The second part of the Day 2 Google I/O 2010 keynote introduced Google TV. Google seemed very excited about this and rolled out the CEO and representatives of Sony and Logitech who will be first to market with the technology, BuyMore, who hope to make millions selling it in the run up to Christmas 2010, and a US satellite company (not Sky) that will have some support for it.
I have to admit to being somewhat underwhelmed. What Google TV is, after all, is just a glorified web browser in a box that can put its signals onto your TV. If you have the cables, you can do this with your PC now, so where’s the value added?

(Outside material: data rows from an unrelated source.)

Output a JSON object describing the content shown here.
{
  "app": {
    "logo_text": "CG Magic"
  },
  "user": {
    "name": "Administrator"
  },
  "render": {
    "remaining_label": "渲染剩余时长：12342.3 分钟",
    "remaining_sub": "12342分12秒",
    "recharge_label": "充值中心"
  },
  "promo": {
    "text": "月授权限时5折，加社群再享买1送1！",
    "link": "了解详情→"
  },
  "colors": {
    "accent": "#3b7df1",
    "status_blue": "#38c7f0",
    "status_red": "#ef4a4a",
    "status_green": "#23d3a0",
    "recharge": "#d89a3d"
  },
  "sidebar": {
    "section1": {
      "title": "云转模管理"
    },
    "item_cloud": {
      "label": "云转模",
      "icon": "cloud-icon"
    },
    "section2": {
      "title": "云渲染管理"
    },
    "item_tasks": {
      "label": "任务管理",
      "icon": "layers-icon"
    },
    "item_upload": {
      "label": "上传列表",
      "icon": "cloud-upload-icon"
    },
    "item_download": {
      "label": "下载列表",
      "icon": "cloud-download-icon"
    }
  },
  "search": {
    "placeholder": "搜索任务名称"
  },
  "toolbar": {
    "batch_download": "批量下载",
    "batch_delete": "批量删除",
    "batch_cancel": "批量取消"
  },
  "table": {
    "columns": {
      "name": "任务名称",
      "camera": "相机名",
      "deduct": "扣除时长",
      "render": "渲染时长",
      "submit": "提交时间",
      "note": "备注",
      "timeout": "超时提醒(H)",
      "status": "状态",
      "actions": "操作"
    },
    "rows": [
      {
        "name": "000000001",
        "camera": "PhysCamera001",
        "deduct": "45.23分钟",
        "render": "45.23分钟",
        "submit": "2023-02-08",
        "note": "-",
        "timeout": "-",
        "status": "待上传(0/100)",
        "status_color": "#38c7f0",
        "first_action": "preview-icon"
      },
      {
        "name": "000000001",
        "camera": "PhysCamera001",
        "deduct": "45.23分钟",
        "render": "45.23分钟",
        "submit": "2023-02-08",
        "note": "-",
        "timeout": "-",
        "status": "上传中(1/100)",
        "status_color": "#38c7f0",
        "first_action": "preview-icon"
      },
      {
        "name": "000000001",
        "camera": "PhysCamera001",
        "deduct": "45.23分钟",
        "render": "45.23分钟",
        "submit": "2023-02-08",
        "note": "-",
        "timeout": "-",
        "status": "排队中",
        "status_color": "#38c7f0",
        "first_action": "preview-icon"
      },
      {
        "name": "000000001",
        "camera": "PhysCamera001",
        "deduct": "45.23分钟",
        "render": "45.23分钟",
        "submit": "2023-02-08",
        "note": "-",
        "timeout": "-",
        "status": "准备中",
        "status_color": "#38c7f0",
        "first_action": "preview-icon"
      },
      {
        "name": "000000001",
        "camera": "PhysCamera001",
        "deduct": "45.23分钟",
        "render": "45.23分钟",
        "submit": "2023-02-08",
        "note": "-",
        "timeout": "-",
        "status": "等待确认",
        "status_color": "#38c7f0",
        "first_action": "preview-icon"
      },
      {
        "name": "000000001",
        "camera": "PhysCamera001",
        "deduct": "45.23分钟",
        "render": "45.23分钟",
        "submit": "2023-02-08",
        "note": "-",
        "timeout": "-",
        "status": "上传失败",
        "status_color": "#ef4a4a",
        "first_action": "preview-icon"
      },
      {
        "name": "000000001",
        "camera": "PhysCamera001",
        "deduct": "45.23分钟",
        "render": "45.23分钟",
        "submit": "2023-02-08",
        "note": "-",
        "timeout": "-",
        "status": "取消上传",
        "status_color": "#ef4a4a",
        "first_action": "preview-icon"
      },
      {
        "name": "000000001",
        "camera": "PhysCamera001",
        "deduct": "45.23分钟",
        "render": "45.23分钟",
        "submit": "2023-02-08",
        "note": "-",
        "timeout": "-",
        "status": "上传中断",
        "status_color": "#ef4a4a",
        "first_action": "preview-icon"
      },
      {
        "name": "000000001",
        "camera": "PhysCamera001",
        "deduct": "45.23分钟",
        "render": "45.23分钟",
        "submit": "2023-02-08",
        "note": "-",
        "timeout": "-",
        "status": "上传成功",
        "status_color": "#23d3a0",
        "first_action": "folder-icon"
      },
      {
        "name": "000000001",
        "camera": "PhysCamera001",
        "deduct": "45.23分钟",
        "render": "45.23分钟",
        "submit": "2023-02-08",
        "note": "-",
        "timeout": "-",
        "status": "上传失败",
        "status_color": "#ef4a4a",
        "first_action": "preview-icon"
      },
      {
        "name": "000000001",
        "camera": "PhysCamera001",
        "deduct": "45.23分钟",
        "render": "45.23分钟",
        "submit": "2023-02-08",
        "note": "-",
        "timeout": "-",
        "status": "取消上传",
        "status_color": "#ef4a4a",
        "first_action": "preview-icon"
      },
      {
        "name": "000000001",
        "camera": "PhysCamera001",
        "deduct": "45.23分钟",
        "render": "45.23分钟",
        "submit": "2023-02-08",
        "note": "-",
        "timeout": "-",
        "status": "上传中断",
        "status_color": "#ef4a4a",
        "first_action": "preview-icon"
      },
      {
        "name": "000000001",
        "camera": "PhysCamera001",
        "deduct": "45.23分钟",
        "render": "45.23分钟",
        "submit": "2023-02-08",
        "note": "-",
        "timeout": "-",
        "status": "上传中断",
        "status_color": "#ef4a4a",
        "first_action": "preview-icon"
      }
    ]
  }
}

Well it will allow access to the whole Internet, it won’t be a walled garden so that’s good. It’ll play well with your android phone (which can even act as a remote) and it is based on android itself so it can run android apps as well as web apps. It’ll also be able to put Google ads on the biggest screen in the house, so I can see why Google would be excited. Potentially it could put the Internet into the hands of people who don’t have access via PCs (although it will require a broadband connection into the house so it would be interesting to speculate if such a household really exists), and it could be a way to improve the interactivity and educational potential of the “Watching TV” experience.
It won’t be available in the UK for a while I assume, so we’ll have to judge its success by what the US consumer thinks of it. If I upgrade my TV in the next year or so, I’ll be looking for HD and won’t be holding off until the Google TV product arrives in the UK. For this reason, if I was a betting man, I’d expect the sale of Logitech “companion” box to exceed sales of Sony Google TVs by an order of magnitude.
Furthermore, the video of the Google TV keynote (currently available only as a [Google play list](http://www.youtube.com/user/GoogleDevelopers#g/c/B09682344C2F233B
)) loses some of its impact because licensing restrictions meant that video of demonstrations of actual TV programmes couldn’t be released. So we only get to see the web features (it’s just a big web browser!) and the android stuff! This may be part of the reason why I’m underwhelmed — perhaps this is a genuine case of “you had to be there”.
I have to admit to being a little disturbed that Google’s domination of the web ad market is moving to mobile phones (see [Android Keynote](http://blog.cpjobling.org/2010/05/google-io-2010-keynote-2.html
)) and now the TV. Shouldn’t that be making us all nervous? If we are exposed to or watch a Google ad on TV, or on our phones, the advertisers and Google will know where and when and in what context.
If you are like me you like Google chrome because it’s fast, up-to-date, standards compliant and fast. But if you are a web developer, you need to use Firefox because it has Firebug, the best web development browser extension there is.
Well, it turns out that Chrome provides some built-in web developer features extensions that I stumbled upon the other day quite by accident. The image shows the developer tools open and at the code view and CSS inspector.
*Note for Mac users*: the page and tools menu are not turned on by default. The developer tools are hidden behind the view View -> Developer -> Developer tools menu. This explains why I only stumbled across them by accident. You can turn on the tools and page menu in by selecting Preferences from the Chrome menu (?,).
**Stop press**: There is now a beta version of the official Delicious [Chrome extension](http://delicious.com/help/quicktour/promo
) and it’s now installed! Let me know if there’s one for Xinha in the comments.